Parenting Perspectives: Why is a parent’s best never quite good enough?It looked like a mosquito bite on my daughter’s left thigh. She wanted me to put a Band-Aid on it, so I did. Five weeks and a trip to the walk-in clinic later, and 3-year-old Eve still has a red, bumpy, nickel-sized rash on her leg.
By: Sherri Richards, INFORUM
It looked like a mosquito bite on my daughter’s left thigh. She wanted me to put a Band-Aid on it, so I did. Five weeks and a trip to the walk-in clinic later, and 3-year-old Eve still has a red, bumpy, nickel-sized rash on her leg.
As I debated between another round of antibiotic cream at home and another trip to the doctor, a battle raged in my head. Am I the overprotective mother seeking medical advice for the equivalent of a scraped knee or the negligent mother whose daughter’s leg will be amputated because of the infection I let fester?
And why is it always one extreme or the other in my head?
The truth is, either way I’m caring for my daughter, doing the best I can. But for so many moms, myself included, our “best” just never seems like enough.
About this time, I started paging through a book that had been loaned to me, “The Mommy Myth: The Idealization of Motherhood and How It Has Undermined All Women.” Printed in 2004, four years before I became a mother, I saw myself (and the saga of Eve’s red rash) reflected in its pages.
The book’s authors, Susan Douglas and Meredith Michaels, discuss the “new momism” – that intensive mothering requiring a level of perfection impossible to obtain has become a cultural norm. That the buck stops with the mama deer. No one else can provide for our child the way Mom does. And, the authors say, the media and corporate America have cashed in on the concept, simultaneously presenting the image of the perpetually happy, utterly fulfilled mom and the next-big-scary-thing-that-will-harm-your-child.
“We are supposed to be as vigilant as Michael Corleone’s bodyguards but appear as relaxed as Jimmy Buffett in Margaritaville. One way to survive these contradictions is to buy as many child protecting/enhancing products as possible. Reasonable precautions have morphed into unrelenting, wallet-emptying paranoia,” Douglas and Michaels write.
I like to think I’ve avoided these trappings. Sure, Eve has car seats and a bike helmet and we installed a gate on our stairs – all reasonable precautions, some legally mandated. But I’ve resisted the home sterilizing systems and video baby monitors and sleep positioners. (I did, however, recently register for a wipe warmer for the baby I’m expecting in August, a wholly unnecessary luxury, for sure.)
When I browse the aisles of safety products or get press releases from companies pitching items every new mom must have (The BabySpa by Baby Diego! The Nap Nanny Chill portable recliner!), I think about generations of babies who grew up without these “essentials.” Heck, these kids slept on their tummies in cribs bathed in lead paint, rode in the front seat of the car and played on toys with exposed metal springs.
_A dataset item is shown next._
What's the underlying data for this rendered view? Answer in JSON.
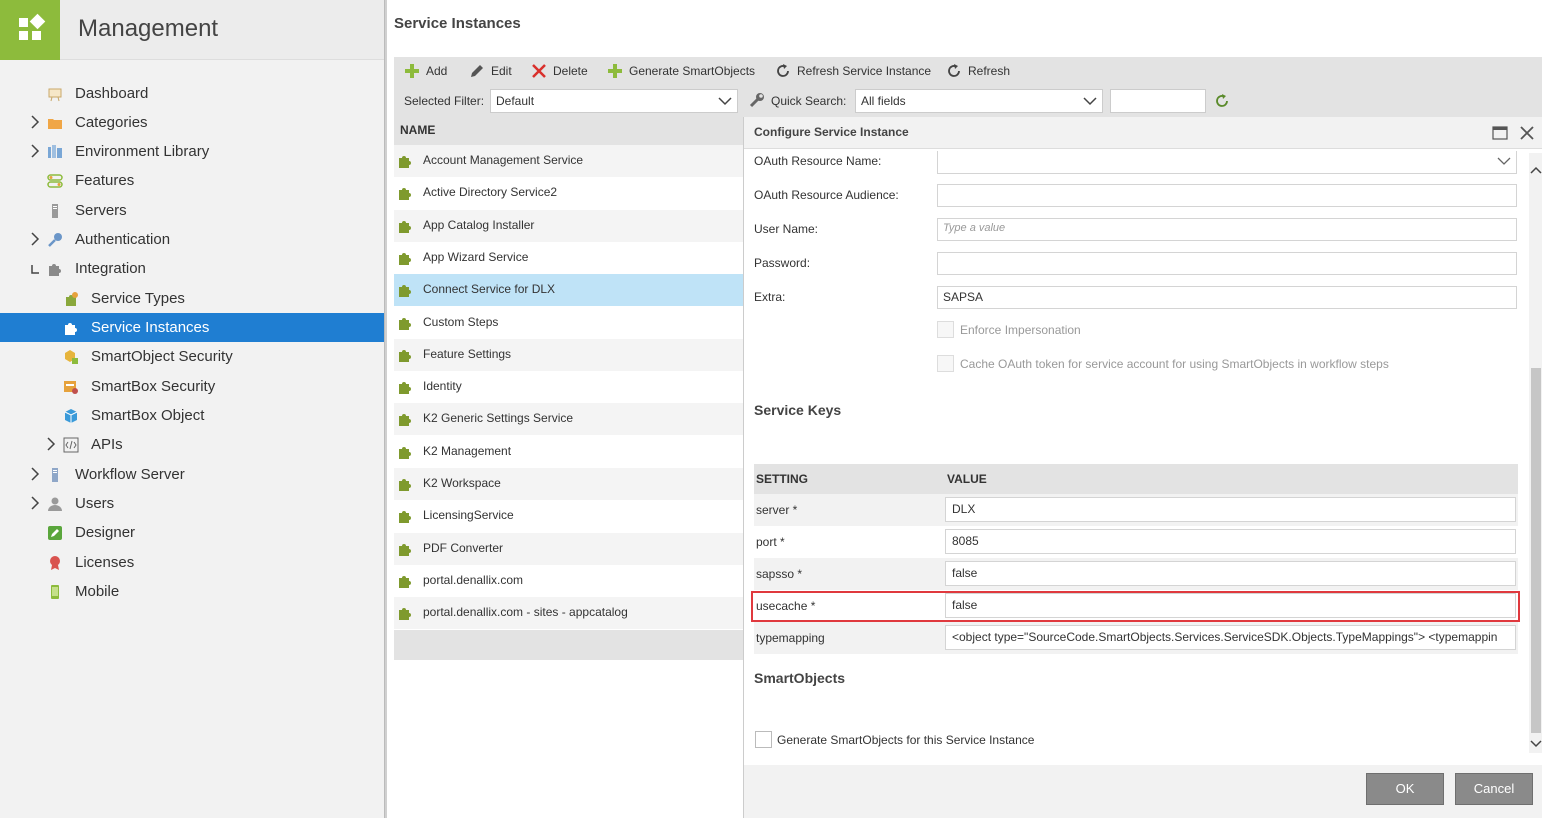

And they survived.
It’s a matter of objectively looking at the dangers and taking prudent precautions, of recognizing when we universalize the miniscule chance of a risk coming to fruition. And knowing our best is enough to protect our children.
Sherri Richards is pregnant, has a 3-year-old daughter, and works for The Forum. She blogs at http://topmom.areavoices.com